C. Montpelier is Pronounced Differently in Vermont. A French married couple own stock in a marble quarry near Montpelier. The quarry was purchased using the husband’s assets, but the stock was issued to each of the spouses fifty-fifty. The value of the quarry when purchased in 1990 was $800,000. The Vermont attorney handling the corporate record book executed on the couple’s wishes to issue stock 50/50 without any advice on the tax consequences. Unless some creative argument can be made that an French-U.S. Tax Treaty protects this transfer, $300,000 of the deemed gift to the non-participatory spouse will be subject to the U.S. gift tax, and the stock in the U.S. corporation will have an inchoate tax lien and imposed upon it until the gift tax is paid. The gift tax will be approximately $95,200.

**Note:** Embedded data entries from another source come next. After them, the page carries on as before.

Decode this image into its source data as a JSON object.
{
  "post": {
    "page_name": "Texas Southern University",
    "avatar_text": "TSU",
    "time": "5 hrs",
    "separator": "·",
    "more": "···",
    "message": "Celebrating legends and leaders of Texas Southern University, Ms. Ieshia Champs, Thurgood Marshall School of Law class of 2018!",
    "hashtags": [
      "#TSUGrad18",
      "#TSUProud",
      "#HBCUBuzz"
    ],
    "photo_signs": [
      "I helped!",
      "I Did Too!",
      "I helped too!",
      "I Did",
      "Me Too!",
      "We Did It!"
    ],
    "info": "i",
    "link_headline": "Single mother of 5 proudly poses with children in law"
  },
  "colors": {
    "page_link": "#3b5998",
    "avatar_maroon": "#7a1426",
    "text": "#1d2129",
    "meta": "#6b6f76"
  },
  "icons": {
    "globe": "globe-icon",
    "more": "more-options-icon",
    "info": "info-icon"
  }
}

D. Bad Newport News. A gentleman farmer (a U.S. citizen) living outside Newport, Vermont, was married when he died to a long-term U.S. resident who retained her Canadian nationality without becoming a U.S. citizen. The Vermonter was “fee adverse” and asked his attorney to prepared an “I Love You” Will that passed his entire dairy farm and classic car collection to his Canadian-citizen spouse. The value of the estate is $1,250,000, and nine months after the U.S. citizen Vermonter’s decease, the marital share (the amount that exceeds the exclusion amount) was not transferred into a QDOT trust. The amount of this Vermonter’s estate that exceeds the exclusion amount ($675,000 this year) will be subject to the U.S. estate tax despite the fact that it has passed to the decedent spouse because the decedent spouse is a Canadian citizen and the excess over the exclusion amount was not transferred to a QDOT trust. The estate tax burden is about $125,000.
In summary, it behooves the Vermont lawyer to determine whether both of the individuals sitting across the table from him/her at an initial estate planning meeting are both U.S. citizens, and if not both citizens whether the individual is a tax resident of the U.S., and whether any foreign law impinges upon the planning that you propose.